— Problem description —
Every record below must be returned exactly as it was received.

Items from an interface collection
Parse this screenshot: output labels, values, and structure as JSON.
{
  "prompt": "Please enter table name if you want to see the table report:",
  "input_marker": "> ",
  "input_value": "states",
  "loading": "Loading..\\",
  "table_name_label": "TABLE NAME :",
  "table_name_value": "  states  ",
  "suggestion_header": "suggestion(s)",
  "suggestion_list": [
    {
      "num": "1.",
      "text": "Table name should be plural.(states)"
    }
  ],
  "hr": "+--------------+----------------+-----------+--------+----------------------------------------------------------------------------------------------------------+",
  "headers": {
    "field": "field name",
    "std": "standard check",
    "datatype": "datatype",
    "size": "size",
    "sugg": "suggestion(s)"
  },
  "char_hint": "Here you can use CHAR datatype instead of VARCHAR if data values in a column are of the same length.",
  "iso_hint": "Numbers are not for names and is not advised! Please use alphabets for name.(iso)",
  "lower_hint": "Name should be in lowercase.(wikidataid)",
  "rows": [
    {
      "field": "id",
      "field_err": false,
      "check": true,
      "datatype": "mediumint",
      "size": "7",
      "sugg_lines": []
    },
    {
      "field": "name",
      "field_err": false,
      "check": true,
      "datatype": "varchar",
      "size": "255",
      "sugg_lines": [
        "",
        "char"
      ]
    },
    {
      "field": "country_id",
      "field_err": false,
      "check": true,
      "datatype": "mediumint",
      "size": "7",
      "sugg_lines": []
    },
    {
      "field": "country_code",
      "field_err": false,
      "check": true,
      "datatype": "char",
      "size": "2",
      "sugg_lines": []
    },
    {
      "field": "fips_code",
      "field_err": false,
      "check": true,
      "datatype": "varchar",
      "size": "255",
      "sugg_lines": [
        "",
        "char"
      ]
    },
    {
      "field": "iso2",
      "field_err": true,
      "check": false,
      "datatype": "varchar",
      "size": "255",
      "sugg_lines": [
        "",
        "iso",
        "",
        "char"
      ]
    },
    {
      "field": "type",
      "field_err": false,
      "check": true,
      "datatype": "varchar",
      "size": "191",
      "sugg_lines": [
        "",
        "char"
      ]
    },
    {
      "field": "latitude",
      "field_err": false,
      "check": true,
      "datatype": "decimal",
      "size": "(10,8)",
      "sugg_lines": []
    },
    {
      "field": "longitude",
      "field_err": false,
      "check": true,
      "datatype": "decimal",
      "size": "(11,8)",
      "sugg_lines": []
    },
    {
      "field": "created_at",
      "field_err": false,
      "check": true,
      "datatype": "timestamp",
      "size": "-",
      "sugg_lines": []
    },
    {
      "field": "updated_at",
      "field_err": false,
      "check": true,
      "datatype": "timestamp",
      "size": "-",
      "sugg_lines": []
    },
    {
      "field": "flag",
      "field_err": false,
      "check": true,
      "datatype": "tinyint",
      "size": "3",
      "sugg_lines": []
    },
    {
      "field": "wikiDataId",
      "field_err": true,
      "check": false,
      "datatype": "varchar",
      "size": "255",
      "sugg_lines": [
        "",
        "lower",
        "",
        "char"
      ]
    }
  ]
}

— Solution to this task —
Parse this screenshot: output labels, values, and structure as JSON.
{
  "prompt": "Please enter table name if you want to see the table report:",
  "input_marker": "> ",
  "input_value": "states",
  "loading": "Loading..\\",
  "table_name_label": "TABLE NAME :",
  "table_name_value": "  states  ",
  "suggestion_header": "suggestion(s)",
  "suggestion_list": [
    {
      "num": "1.",
      "text": "Table name should be plural.(states)"
    }
  ],
  "hr": "+--------------+----------------+-----------+--------+----------------------------------------------------------------------------------------------------------+",
  "headers": {
    "field": "field name",
    "std": "standard check",
    "datatype": "datatype",
    "size": "size",
    "sugg": "suggestion(s)"
  },
  "char_hint": "Here you can use CHAR datatype instead of VARCHAR if data values in a column are of the same length.",
  "iso_hint": "Numbers are not for names and is not advised! Please use alphabets for name.(iso)",
  "lower_hint": "Name should be in lowercase.(wikidataid)",
  "rows": [
    {
      "field": "id",
      "field_err": false,
      "check": true,
      "datatype": "mediumint",
      "size": "7",
      "sugg_lines": []
    },
    {
      "field": "name",
      "field_err": false,
      "check": true,
      "datatype": "varchar",
      "size": "255",
      "sugg_lines": [
        "",
        "char"
      ]
    },
    {
      "field": "country_id",
      "field_err": false,
      "check": true,
      "datatype": "mediumint",
      "size": "7",
      "sugg_lines": []
    },
    {
      "field": "country_code",
      "field_err": false,
      "check": true,
      "datatype": "char",
      "size": "2",
      "sugg_lines": []
    },
    {
      "field": "fips_code",
      "field_err": false,
      "check": true,
      "datatype": "varchar",
      "size": "255",
      "sugg_lines": [
        "",
        "char"
      ]
    },
    {
      "field": "iso2",
      "field_err": true,
      "check": false,
      "datatype": "varchar",
      "size": "255",
      "sugg_lines": [
        "",
        "iso",
        "",
        "char"
      ]
    },
    {
      "field": "type",
      "field_err": false,
      "check": true,
      "datatype": "varchar",
      "size": "191",
      "sugg_lines": [
        "",
        "char"
      ]
    },
    {
      "field": "latitude",
      "field_err": false,
      "check": true,
      "datatype": "decimal",
      "size": "(10,8)",
      "sugg_lines": []
    },
    {
      "field": "longitude",
      "field_err": false,
      "check": true,
      "datatype": "decimal",
      "size": "(11,8)",
      "sugg_lines": []
    },
    {
      "field": "created_at",
      "field_err": false,
      "check": true,
      "datatype": "timestamp",
      "size": "-",
      "sugg_lines": []
    },
    {
      "field": "updated_at",
      "field_err": false,
      "check": true,
      "datatype": "timestamp",
      "size": "-",
      "sugg_lines": []
    },
    {
      "field": "flag",
      "field_err": false,
      "check": true,
      "datatype": "tinyint",
      "size": "3",
      "sugg_lines": []
    },
    {
      "field": "wikiDataId",
      "field_err": true,
      "check": false,
      "datatype": "varchar",
      "size": "255",
      "sugg_lines": [
        "",
        "lower",
        "",
        "char"
      ]
    }
  ]
}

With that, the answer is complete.